When you’re running a construction and contracting company, the best way to grow your business is the ability to bid on major government contracts. When you step up to take these bids on, you’ll likely encounter the terms “Miller Act,” and “Little Miller Act.” For a small business, these can be somewhat intimidating terms, especially if you’re not sure what they mean.
In truth, these two terms simply refer to the statutes that regulate the kind of surety bonds you have to carry as a contractor. You’re probably already familiar with surety bonds and what they do; these regulations just specify the levels at which you need to be bonded. Let’s examine the South Dakota Little Miller Act, how it works, what kinds of bond you’ll need and where to go to get in compliance with state law.
Understanding the Miller Act
The Miller Act was first enacted in the mid-1930s as an expansion of and replacement for the existing Heard Act. Though it’s been updated once or twice, it’s still in use today. It requires that for any construction company working on a government job valued at over $100,000, and sometimes over $150,000, you’ll need to carry two types of bonds.
The first of these is a performance bond. This bond tells the government that you have the intent and ability to complete the job for which you contracted. The second is a payment bond. This gives peace of mind to your vendors and subcontractors that you’ll pay for goods and services rendered in the course of the job.

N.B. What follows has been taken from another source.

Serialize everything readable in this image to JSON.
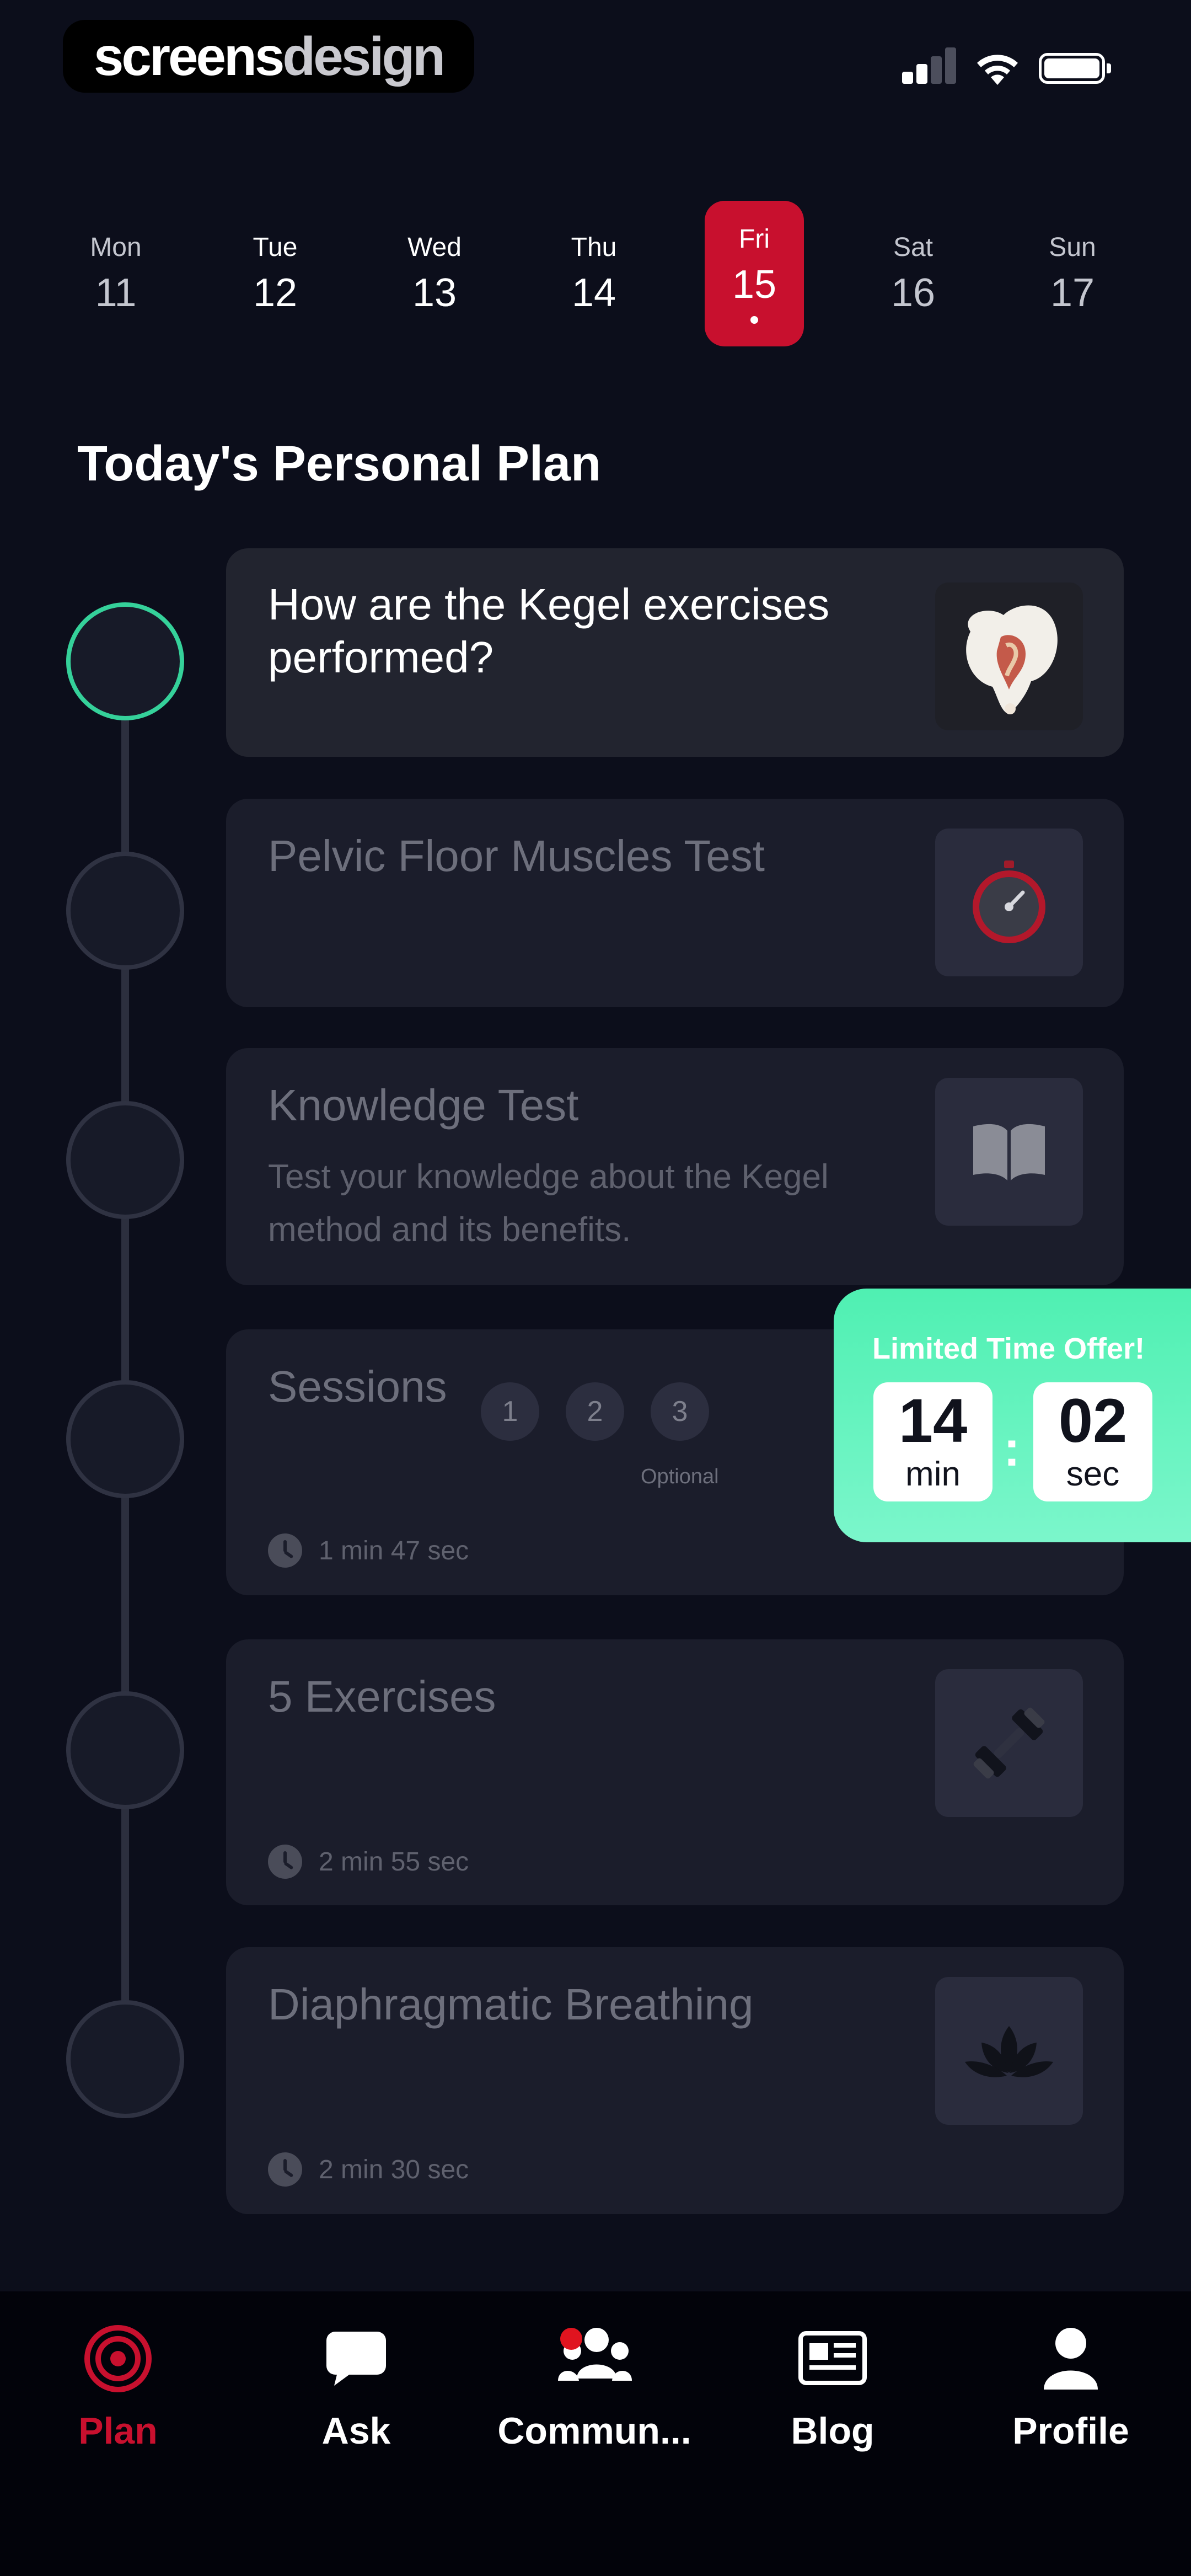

Understanding the Little Miller Act
Little Miller Acts began to be established not long after the Federal Miller Act. Where the federal act provides protection at the national level for contracts taken out with the Federal government, Little Miller Acts provide the same level of protection for state contracts. Each state has its own requirements and levels at which these bonds have to be provided.
If you fail to complete a job, or you don’t pay your vendors and subcontractors, they can file a lien, or bond claim, against the appropriate bond (performance for contract holder, payment for vendors or subcontractors). This will enable them to recover some of the funds lost for the failed job.
South Dakota Little Miller Act
The South Dakota Little Miller Act is outlined in the South Dakota Codes, Title 5 Chapter 21. It states that for any Public Works or construction job a contractor undertakes at the state level, a payment and performance bond must be held with a value equal to the full value of the job. In some cases for jobs valued at less than $25,000, the contracting body may choose to waive the requirement.
Getting the Bonds You Need
If you’re in need of more information about the South Dakota Little Miller Act, or you are looking for fast and easy South Dakota surety bonding services, NSSI is here to help. Give us a call today to find out how our 25 years of experience can get you ready to compete with the big boys!